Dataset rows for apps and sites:
+---+

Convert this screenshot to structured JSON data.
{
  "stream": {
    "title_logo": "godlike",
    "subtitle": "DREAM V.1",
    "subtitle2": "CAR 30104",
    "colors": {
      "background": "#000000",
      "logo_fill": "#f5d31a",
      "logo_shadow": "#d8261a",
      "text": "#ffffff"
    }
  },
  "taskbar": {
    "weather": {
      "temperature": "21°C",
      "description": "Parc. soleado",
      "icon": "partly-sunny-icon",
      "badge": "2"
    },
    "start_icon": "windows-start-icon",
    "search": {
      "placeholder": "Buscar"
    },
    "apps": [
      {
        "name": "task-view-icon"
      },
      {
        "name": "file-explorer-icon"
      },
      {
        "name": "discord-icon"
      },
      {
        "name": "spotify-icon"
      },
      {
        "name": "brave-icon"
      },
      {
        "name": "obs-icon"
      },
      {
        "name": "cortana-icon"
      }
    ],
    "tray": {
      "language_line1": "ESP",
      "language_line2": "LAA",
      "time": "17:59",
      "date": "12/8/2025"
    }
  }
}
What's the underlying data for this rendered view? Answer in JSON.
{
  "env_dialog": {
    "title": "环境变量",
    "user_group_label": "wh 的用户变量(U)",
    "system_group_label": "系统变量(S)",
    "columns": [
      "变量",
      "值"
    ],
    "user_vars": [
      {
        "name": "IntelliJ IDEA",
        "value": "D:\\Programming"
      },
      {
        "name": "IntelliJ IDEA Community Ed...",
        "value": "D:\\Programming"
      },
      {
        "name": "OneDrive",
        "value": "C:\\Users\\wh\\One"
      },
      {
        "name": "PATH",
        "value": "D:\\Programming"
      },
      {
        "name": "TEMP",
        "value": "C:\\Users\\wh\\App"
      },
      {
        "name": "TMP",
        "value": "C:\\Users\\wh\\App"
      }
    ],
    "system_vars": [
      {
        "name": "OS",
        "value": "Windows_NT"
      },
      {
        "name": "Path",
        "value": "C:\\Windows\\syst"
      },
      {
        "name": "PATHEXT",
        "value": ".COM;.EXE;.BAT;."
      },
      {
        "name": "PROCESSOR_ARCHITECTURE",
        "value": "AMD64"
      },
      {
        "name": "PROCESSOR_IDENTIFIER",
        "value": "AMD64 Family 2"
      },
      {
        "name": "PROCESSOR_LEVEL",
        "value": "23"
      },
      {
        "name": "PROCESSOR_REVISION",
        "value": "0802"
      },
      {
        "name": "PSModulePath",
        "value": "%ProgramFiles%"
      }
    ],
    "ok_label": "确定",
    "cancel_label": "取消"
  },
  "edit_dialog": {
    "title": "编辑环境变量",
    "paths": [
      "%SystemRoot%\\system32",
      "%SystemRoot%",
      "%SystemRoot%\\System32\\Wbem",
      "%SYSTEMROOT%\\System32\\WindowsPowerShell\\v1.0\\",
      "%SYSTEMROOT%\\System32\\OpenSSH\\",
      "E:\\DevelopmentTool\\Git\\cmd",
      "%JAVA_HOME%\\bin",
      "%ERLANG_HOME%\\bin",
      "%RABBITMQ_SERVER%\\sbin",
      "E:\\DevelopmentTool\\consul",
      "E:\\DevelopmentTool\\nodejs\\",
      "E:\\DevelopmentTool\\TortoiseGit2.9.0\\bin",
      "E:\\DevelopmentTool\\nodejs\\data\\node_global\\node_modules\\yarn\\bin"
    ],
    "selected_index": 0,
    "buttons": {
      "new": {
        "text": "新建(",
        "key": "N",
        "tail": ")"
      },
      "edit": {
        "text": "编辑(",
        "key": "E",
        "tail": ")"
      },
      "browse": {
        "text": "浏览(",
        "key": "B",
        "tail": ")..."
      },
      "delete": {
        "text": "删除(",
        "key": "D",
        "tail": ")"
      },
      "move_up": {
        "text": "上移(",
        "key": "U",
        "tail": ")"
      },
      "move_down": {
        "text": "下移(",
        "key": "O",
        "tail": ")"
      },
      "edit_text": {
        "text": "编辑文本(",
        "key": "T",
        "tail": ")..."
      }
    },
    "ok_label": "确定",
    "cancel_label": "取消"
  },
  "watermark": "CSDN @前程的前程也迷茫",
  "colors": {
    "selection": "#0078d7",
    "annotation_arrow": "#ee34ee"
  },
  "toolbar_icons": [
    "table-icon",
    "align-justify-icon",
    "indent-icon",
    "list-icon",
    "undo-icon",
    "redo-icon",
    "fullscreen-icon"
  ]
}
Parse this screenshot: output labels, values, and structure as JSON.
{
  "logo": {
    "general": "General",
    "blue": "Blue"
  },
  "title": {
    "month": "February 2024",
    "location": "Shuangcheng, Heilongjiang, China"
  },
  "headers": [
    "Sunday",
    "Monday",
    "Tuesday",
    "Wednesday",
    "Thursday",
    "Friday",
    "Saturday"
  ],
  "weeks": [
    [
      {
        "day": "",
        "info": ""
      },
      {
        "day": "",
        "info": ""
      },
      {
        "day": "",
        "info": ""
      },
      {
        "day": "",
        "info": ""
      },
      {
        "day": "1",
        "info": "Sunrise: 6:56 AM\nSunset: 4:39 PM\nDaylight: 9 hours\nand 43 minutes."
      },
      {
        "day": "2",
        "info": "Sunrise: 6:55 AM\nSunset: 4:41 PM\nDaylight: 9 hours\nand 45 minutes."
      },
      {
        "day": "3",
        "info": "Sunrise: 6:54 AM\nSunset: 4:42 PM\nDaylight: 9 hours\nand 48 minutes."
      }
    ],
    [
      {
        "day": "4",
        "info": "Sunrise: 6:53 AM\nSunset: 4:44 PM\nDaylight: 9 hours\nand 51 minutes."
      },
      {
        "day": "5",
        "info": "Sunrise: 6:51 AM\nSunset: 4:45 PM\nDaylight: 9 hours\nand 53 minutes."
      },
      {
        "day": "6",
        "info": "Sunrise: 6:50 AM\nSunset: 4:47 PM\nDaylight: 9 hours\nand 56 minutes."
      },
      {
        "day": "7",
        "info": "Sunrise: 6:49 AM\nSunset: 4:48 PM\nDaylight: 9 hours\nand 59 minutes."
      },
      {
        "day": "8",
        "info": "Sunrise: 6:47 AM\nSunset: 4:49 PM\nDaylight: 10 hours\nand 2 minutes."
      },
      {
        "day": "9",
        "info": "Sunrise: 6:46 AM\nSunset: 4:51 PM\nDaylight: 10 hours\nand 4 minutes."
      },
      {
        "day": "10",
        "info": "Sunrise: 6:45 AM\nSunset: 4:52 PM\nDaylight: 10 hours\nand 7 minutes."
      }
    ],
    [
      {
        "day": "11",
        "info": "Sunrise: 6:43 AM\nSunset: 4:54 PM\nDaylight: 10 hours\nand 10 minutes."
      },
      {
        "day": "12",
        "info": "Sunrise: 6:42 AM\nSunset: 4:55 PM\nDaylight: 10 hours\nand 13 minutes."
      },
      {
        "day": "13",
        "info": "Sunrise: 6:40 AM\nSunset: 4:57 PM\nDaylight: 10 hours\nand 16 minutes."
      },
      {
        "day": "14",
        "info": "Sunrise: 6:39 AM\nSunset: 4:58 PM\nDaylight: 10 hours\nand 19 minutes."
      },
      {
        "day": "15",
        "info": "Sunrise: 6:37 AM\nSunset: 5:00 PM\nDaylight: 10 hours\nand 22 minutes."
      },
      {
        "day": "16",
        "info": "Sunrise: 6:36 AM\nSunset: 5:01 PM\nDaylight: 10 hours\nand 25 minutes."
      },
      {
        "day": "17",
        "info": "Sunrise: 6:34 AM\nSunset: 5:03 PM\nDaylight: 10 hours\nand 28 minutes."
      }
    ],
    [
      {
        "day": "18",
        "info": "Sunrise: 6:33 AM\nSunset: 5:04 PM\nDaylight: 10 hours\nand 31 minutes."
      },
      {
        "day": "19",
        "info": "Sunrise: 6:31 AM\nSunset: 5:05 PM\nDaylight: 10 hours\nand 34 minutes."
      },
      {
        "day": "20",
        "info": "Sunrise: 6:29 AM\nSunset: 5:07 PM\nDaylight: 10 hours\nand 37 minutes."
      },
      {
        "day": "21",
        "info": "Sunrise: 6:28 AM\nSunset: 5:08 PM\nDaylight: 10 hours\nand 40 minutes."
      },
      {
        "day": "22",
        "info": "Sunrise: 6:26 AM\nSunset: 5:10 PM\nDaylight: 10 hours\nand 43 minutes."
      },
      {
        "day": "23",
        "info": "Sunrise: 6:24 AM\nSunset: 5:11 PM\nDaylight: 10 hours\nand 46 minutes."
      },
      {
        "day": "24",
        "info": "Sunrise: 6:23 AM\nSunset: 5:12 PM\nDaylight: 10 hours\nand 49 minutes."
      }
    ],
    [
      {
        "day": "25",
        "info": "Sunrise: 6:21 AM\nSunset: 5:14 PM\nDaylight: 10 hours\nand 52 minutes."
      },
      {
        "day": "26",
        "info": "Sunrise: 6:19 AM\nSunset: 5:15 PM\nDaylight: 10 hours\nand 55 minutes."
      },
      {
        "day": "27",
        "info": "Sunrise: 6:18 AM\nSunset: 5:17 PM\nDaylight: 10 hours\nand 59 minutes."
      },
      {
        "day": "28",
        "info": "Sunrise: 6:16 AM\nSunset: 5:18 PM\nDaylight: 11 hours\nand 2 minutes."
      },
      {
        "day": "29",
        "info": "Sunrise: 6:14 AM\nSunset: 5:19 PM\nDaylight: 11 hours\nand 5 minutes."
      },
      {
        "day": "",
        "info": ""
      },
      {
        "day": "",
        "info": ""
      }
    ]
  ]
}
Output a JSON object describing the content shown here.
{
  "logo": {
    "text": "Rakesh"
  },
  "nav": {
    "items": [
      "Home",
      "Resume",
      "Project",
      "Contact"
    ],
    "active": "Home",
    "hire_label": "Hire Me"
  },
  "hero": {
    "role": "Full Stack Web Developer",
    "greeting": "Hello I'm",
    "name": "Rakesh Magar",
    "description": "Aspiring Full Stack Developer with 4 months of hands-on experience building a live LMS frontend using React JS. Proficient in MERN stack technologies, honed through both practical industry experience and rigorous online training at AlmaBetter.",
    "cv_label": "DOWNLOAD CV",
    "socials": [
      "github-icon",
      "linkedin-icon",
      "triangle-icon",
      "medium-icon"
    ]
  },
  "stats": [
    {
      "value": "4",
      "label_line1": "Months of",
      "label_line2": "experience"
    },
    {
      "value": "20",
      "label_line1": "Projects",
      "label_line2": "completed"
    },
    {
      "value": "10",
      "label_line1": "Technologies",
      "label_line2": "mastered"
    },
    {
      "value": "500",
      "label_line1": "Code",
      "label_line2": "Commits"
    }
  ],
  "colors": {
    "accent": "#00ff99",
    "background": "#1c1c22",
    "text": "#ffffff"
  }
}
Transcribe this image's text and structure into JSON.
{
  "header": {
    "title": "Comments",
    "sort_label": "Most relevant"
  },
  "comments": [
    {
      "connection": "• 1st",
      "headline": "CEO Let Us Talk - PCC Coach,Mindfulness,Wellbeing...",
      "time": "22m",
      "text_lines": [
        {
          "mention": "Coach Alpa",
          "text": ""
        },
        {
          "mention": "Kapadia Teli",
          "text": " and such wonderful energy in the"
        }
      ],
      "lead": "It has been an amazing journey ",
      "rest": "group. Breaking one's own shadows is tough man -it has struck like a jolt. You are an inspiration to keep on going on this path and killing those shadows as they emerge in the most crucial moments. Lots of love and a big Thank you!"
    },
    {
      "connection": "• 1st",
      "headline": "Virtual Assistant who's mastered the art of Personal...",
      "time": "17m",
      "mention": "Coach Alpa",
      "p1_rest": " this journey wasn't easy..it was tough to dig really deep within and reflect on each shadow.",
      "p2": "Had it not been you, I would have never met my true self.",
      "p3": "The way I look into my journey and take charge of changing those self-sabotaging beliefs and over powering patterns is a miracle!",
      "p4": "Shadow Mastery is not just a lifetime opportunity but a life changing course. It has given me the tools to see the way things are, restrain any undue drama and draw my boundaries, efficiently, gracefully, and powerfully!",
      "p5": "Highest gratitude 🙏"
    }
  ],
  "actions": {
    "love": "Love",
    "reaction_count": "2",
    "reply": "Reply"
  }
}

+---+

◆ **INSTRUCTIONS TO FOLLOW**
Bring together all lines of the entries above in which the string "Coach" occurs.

◆ **FINAL ANSWER**
      "headline": "CEO Let Us Talk - PCC Coach,Mindfulness,Wellbeing...",
          "mention": "Coach Alpa",
      "mention": "Coach Alpa",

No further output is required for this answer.